What you need to do: Check every line of the entries for "label", and copy the lines that hold it.
──────── Data for the task
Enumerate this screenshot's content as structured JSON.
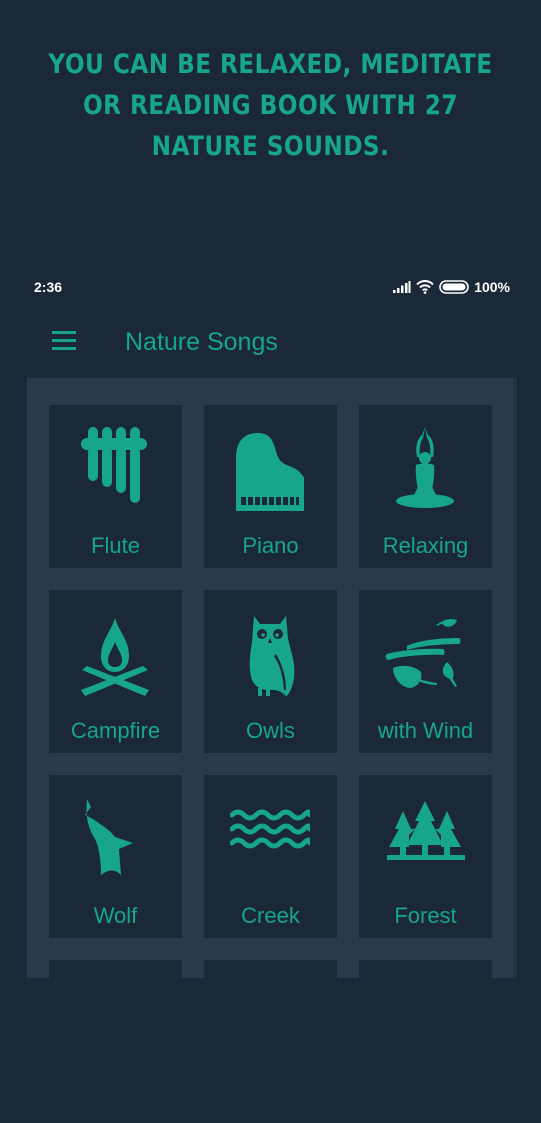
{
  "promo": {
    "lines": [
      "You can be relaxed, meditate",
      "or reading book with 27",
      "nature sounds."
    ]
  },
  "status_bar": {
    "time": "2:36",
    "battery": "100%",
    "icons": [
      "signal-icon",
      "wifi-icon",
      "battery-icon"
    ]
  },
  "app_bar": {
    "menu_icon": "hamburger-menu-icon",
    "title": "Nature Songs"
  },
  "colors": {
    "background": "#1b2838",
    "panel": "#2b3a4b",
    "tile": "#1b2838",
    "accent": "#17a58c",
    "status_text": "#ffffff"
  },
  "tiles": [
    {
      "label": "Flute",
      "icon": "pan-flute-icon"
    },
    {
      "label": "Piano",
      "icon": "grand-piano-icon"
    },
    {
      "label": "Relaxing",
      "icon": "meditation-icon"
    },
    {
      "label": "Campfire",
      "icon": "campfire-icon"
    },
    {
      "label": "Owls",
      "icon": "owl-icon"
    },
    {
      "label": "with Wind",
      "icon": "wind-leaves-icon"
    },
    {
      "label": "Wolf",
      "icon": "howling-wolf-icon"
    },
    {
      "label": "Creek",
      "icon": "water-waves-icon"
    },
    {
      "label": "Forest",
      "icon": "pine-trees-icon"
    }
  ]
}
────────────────
Result of the exercise:
      "label": "Flute",
      "label": "Piano",
      "label": "Relaxing",
      "label": "Campfire",
      "label": "Owls",
      "label": "with Wind",
      "label": "Wolf",
      "label": "Creek",
      "label": "Forest",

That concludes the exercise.